BMZ grants Vision Hope International 500,000 Euros to build cisterns for remote villages, thousands to benefit.
Emmendingen, GERMANY/Sana”a, YEMEN – German charity Vision Hope International was awarded a major federal grant this week for a water resources project in Yemen that will benefit at least 600 poor families in a remote section of the drought-stricken, war-torn nation.
The Federal Ministry for Economic Cooperation and Development (BMZ) in Germany informed Vision Hope CEO Matthias Leibbrand on Wednesday that his organization would receive full funding for their 500,000-Euro proposal to build an integrated water system for four villages in Yemen. The charity must also raise 55,555 Euros in private matching funds for the project.
“We want to save lives, thousands of lives,” Leibbrand said. The project will provide a total of 12 cisterns to residents in four mountainous villages.
Vision Hope International has provided social care, emergency nutrition and water-resources relief to families in Middle Eastern conflict zones since 2002 — specifically those in Jordan, Yemen and Afghanistan.
The current water project, which will launch its planning and training phase on April 1 from Sana”a, Yemen, includes funding for construction supplies and computer and project-management training for the project’s Yemeni partners.

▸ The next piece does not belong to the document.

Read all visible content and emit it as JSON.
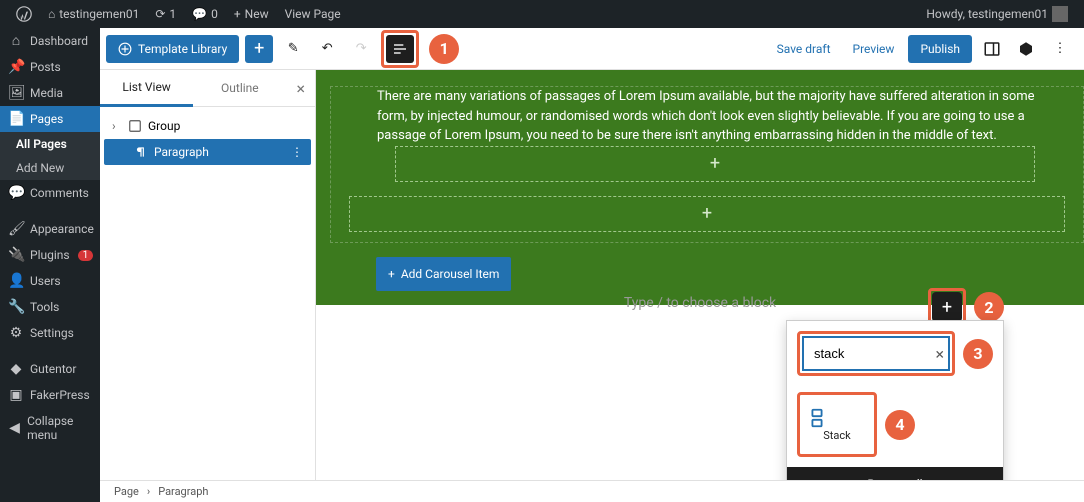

Workers will also learn how to maintain the water systems and keep them safe and clean.
As many as 4,200 people will have a reliable source of water restored to their homes.
Water resources have been severely strained by a civil war that broke out in the country a year ago between Houthi Rebels and a Saudi-backed alliance that has allied with the country’s elected government. The country’s infrastructure has deteriorated and many foreign aid organizations have had to pull out amid the increasingly unstable and dangerous political situation.
“Working together, even against crushing odds, people can be an enormous force for good,” Leibbrand said. Leibbrand has taken part in projects in the Arab world since 1996.
The project will run from April 1 until February 28th of next year.
It is the third cistern project that Vision Hope, which is based in Emmendingen, Germany, has undertaken in Yemen since 2006. Vision Hope personnel have received many inquiries from Yemeni contacts asking whether the organization would undertake another cistern project, Leibbrand said. Diesel-powered pumps that had previously carried water up to villages traditionally established in mountainous regions have stopped operating amidst ongoing armed conflict inside the country.
Women and girls have taken on the task of walking several miles a day to retrieve water from springs at the base of hills and mountains and carrying it back up in plastic bottles.
“With these cisterns, the work load of hauling water will be drastically reduced,” Leibbrand wrote in his project proposal to the Federal Ministry for Economic Cooperation and Development (BMZ) in Germany.
The small farms where these people live typically grow sorghum, coffee and mangos. Families might own a couple of sheep and goats or a cow. Their average monthly incomes are about 80 Euro.
Young men, driven from cities ravaged by war, have returned home to many of these villages, swelling their populations and putting added stress on dwindling water resources, said Gerhard Lichtenthaeler. Lichtenthaeler, an expert on Yemen and its water crisis, works with the German Corporation for International Development (GIZ), a branch of the BMZ.
Lichtenthaeler said Yemen’s population has not urbanized to the same extent as other Middle Eastern countries, with more than half its population still living in small hamlets and villages. For cultural and historic reasons, these villages are typically set in high, mountainous regions where cisterns have been in use for hundreds of years.
The increased pressures on water resources have, in a way, provided a wonderful opportunity for people to return to traditional, sustainable systems that had fallen into disrepair, Lichtenthaeler said. Going back to such a system eliminates the need for power generation and keeps women and girls safely inside the village.
“The beautiful thing about these people in Yemen, they have an incredible amount of social adaptive capacity – ‘resilience’ is a good word for it,” Lichtenthaeler said. “To see how local people have made all kinds of terrible adaptations to cope with the current situation in spite of the total lack of energy, basic food … and medical supplies is fascinating.”
Vision Hope’s Yemeni partner in the endeavor is Youth For Homeland (YFH), which will provide the project”s labor and regional expertise. Leibbrand said YFH is still a relatively young organization, having been launched two years ago.
Vision Hope has worked closely with YFH on its youth empowerment project. The German charity will lean on its deep experience with international, crisis project management and cistern construction to act as consultants to YFH throughout the water project’s planning, training and construction phases.
“The cisterns will be built by local construction companies,” Leibbrand wrote in his grant proposal. “This way, we will be providing jobs to people, which given the current crisis can provide much-needed emergency funds for households.”
WRITER: Anna B. Mitchell, firstname.lastname@example.org, PR volunteer for Vision Hope International
Vision Hope International e.V. wurde 2002 in Lahr/Schwarzwald mit dem Ziel gegründet, Menschen in Entwicklungsländern eine hoffnungsvolle Vision für ein würdevolles Leben zu geben.